> **What to produce**: The entries must be set down again word for word; no pictures belong in the copy.

(Input material begins)

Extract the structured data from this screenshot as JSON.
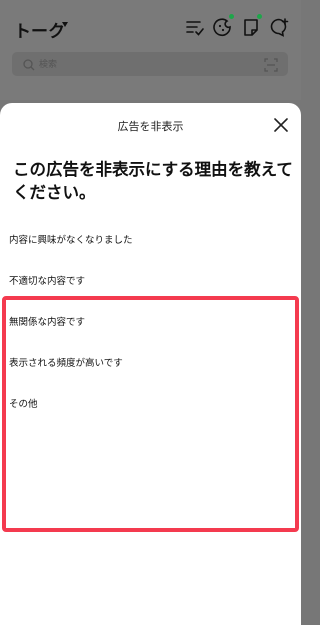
{
  "app": {
    "title": "トーク",
    "search_placeholder": "検索"
  },
  "header_icons": [
    "list-check-icon",
    "cookie-sparkle-icon",
    "note-icon",
    "chat-add-icon"
  ],
  "badge_color": "#1ea64a",
  "sheet": {
    "title": "広告を非表示",
    "question": "この広告を非表示にする理由を教えてください。",
    "reasons": [
      "内容に興味がなくなりました",
      "不適切な内容です",
      "無関係な内容です",
      "表示される頻度が高いです",
      "その他"
    ]
  },
  "highlight_color": "#f43a4f"
}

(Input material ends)

> **Exercise result**:
Extract the structured data from this screenshot as JSON.
{
  "app": {
    "title": "トーク",
    "search_placeholder": "検索"
  },
  "header_icons": [
    "list-check-icon",
    "cookie-sparkle-icon",
    "note-icon",
    "chat-add-icon"
  ],
  "badge_color": "#1ea64a",
  "sheet": {
    "title": "広告を非表示",
    "question": "この広告を非表示にする理由を教えてください。",
    "reasons": [
      "内容に興味がなくなりました",
      "不適切な内容です",
      "無関係な内容です",
      "表示される頻度が高いです",
      "その他"
    ]
  },
  "highlight_color": "#f43a4f"
}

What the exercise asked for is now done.